BEGIN Excerpted records
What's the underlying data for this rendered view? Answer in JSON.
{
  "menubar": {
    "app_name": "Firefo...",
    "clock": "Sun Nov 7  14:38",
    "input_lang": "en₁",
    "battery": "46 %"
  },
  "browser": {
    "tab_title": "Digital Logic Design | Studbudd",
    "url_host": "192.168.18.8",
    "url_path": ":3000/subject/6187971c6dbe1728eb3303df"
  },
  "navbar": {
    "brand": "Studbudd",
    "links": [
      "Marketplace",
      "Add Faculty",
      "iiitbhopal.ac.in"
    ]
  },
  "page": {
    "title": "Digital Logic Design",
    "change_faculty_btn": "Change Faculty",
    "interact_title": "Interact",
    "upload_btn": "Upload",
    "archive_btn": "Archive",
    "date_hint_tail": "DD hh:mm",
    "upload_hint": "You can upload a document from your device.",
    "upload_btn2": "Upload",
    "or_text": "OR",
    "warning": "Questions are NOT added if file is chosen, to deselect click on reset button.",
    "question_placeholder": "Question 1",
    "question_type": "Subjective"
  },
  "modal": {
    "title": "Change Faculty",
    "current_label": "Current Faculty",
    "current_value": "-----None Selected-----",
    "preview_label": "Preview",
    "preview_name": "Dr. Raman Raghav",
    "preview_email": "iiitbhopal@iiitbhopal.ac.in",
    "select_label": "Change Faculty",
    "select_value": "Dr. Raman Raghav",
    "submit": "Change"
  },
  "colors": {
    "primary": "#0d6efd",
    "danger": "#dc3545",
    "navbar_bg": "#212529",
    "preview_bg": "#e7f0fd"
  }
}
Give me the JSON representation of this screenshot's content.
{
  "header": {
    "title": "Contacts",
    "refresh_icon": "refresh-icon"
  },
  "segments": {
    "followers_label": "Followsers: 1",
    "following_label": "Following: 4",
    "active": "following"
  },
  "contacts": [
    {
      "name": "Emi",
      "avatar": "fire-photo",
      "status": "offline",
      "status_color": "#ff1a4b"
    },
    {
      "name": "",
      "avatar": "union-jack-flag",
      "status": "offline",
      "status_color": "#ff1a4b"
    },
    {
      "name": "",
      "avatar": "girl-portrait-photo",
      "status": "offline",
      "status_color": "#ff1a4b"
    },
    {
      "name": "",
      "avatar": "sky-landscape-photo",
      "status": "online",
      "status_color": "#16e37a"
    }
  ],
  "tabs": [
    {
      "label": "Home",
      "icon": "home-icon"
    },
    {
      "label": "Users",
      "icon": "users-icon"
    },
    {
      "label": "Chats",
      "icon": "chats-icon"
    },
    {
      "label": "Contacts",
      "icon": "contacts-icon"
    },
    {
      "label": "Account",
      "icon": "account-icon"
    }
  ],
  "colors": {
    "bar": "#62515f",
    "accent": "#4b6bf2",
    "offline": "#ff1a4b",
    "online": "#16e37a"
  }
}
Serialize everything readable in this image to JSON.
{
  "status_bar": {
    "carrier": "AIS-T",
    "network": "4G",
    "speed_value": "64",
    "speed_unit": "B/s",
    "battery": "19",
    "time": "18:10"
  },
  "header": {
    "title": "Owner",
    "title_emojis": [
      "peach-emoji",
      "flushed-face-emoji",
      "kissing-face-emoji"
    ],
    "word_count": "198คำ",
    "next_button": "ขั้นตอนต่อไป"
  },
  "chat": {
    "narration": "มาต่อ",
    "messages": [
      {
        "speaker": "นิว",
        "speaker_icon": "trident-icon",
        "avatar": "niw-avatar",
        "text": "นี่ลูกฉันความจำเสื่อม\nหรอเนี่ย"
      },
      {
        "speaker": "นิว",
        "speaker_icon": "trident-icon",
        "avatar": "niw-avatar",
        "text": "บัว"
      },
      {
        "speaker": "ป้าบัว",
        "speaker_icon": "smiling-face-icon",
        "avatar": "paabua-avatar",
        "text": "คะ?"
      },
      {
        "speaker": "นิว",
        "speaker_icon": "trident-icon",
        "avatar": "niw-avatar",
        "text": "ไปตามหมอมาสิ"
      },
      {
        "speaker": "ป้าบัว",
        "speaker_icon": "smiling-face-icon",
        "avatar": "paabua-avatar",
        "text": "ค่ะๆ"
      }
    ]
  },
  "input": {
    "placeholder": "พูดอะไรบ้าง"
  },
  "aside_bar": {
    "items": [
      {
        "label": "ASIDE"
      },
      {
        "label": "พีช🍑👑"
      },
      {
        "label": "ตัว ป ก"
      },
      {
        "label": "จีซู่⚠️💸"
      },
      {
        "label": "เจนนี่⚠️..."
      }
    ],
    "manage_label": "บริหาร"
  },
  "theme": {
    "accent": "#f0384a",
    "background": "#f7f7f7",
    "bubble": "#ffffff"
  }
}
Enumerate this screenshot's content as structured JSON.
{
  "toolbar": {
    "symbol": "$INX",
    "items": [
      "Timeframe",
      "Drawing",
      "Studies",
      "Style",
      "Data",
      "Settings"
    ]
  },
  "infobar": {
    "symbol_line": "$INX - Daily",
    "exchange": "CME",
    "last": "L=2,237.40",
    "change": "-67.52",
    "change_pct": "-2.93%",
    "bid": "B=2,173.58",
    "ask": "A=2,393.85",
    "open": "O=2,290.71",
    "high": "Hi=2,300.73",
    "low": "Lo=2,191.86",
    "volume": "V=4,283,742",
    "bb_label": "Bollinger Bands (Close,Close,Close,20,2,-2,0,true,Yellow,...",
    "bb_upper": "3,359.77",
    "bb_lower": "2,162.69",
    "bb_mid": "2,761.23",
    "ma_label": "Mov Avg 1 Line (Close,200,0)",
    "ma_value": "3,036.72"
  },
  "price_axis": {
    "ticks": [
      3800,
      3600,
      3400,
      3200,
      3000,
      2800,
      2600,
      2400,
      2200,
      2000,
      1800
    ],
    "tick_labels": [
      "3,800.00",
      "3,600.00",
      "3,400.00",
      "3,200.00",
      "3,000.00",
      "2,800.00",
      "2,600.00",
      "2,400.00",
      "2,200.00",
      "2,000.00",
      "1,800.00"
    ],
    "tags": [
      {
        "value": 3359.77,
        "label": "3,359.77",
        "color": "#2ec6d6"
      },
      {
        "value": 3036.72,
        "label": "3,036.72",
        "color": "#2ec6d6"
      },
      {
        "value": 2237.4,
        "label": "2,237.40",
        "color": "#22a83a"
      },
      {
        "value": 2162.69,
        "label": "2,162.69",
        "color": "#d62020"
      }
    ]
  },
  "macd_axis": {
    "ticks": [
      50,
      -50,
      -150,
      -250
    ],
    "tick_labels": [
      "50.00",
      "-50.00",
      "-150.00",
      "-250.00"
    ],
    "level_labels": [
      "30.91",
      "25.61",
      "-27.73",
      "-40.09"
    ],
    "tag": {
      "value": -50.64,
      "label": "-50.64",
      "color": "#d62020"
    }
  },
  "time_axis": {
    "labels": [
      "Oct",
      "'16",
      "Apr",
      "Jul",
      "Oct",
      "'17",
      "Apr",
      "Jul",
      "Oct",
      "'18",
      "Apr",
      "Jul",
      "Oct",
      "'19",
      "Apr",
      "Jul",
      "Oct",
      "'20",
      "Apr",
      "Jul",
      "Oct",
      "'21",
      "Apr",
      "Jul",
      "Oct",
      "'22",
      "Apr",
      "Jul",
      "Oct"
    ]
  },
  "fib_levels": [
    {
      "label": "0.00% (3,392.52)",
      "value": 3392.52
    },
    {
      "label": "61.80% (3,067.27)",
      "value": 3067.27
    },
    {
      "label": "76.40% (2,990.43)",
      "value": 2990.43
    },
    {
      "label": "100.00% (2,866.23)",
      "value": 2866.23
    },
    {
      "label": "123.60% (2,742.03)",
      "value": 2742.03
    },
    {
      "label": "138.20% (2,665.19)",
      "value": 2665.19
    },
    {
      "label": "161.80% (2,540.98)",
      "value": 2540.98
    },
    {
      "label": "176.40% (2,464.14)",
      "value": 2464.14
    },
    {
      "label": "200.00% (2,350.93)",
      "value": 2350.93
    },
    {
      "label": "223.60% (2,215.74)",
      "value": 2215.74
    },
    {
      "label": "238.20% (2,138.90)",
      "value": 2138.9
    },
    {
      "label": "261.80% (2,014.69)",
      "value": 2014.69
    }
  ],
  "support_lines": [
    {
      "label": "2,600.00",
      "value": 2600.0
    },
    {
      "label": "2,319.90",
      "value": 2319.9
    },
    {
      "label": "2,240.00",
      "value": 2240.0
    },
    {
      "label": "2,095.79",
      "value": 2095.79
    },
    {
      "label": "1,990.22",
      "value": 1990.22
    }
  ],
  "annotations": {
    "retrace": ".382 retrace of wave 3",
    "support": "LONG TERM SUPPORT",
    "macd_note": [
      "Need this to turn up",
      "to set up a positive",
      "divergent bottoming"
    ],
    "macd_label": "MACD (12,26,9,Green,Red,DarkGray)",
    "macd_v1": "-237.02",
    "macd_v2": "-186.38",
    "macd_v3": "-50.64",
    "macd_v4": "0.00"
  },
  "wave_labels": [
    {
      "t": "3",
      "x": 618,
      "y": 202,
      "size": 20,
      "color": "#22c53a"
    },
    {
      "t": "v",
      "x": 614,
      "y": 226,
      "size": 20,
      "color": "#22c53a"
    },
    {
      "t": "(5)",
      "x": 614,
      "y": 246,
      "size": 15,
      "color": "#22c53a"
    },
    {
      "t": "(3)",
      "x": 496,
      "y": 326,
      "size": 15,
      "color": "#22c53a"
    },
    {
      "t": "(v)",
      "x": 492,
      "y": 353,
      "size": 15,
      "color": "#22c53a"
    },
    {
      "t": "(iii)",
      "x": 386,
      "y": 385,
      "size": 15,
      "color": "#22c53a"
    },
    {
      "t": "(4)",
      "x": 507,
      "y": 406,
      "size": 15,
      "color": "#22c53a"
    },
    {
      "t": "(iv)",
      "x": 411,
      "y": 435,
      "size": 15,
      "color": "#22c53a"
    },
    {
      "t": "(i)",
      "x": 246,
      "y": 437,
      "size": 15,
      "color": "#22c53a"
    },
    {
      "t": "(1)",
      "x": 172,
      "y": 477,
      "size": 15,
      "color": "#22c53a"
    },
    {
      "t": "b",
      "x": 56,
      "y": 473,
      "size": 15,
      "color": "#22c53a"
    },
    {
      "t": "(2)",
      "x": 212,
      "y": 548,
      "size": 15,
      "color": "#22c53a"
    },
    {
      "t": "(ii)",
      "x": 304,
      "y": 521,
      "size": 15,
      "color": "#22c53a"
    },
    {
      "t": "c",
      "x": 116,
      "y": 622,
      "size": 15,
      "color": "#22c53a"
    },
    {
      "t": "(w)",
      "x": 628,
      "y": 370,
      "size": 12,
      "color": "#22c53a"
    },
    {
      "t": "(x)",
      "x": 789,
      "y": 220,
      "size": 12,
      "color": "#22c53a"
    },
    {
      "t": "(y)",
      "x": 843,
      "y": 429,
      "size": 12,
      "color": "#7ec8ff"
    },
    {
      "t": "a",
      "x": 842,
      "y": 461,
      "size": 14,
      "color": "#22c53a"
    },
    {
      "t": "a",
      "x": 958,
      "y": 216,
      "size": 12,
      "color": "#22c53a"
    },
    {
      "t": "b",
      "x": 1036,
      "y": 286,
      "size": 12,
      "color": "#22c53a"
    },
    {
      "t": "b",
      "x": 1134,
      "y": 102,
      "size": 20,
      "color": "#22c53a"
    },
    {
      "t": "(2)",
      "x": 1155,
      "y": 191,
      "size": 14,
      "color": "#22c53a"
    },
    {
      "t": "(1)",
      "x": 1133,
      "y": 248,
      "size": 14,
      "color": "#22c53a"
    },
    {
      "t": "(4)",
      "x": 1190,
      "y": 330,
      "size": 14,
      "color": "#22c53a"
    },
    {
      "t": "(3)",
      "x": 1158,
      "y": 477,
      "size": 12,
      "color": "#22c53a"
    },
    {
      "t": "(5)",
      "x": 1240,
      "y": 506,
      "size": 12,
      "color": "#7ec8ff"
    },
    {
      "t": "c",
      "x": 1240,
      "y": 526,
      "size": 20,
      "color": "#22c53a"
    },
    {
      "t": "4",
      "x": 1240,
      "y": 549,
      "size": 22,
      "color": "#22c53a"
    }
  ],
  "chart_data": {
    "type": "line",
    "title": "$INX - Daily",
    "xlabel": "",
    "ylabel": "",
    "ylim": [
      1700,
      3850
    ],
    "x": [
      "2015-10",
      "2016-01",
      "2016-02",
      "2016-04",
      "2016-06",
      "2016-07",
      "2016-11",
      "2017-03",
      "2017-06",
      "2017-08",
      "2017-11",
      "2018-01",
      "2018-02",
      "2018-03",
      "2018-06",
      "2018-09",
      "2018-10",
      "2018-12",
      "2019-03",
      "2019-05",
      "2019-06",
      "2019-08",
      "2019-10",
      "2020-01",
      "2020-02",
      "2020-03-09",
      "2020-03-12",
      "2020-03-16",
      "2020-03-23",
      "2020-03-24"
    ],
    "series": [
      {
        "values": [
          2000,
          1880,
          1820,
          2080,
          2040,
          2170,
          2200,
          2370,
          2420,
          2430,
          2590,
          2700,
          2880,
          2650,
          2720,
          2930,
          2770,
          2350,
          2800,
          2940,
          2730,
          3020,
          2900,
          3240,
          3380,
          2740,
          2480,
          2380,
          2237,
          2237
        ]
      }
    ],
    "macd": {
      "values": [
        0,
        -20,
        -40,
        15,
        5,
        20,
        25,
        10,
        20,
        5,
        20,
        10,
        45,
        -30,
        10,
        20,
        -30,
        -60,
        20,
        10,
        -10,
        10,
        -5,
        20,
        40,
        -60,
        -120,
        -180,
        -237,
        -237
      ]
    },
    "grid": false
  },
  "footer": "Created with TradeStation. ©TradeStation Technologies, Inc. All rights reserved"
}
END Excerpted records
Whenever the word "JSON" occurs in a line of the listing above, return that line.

Exercise output:
What's the underlying data for this rendered view? Answer in JSON.
Give me the JSON representation of this screenshot's content.
Serialize everything readable in this image to JSON.
Enumerate this screenshot's content as structured JSON.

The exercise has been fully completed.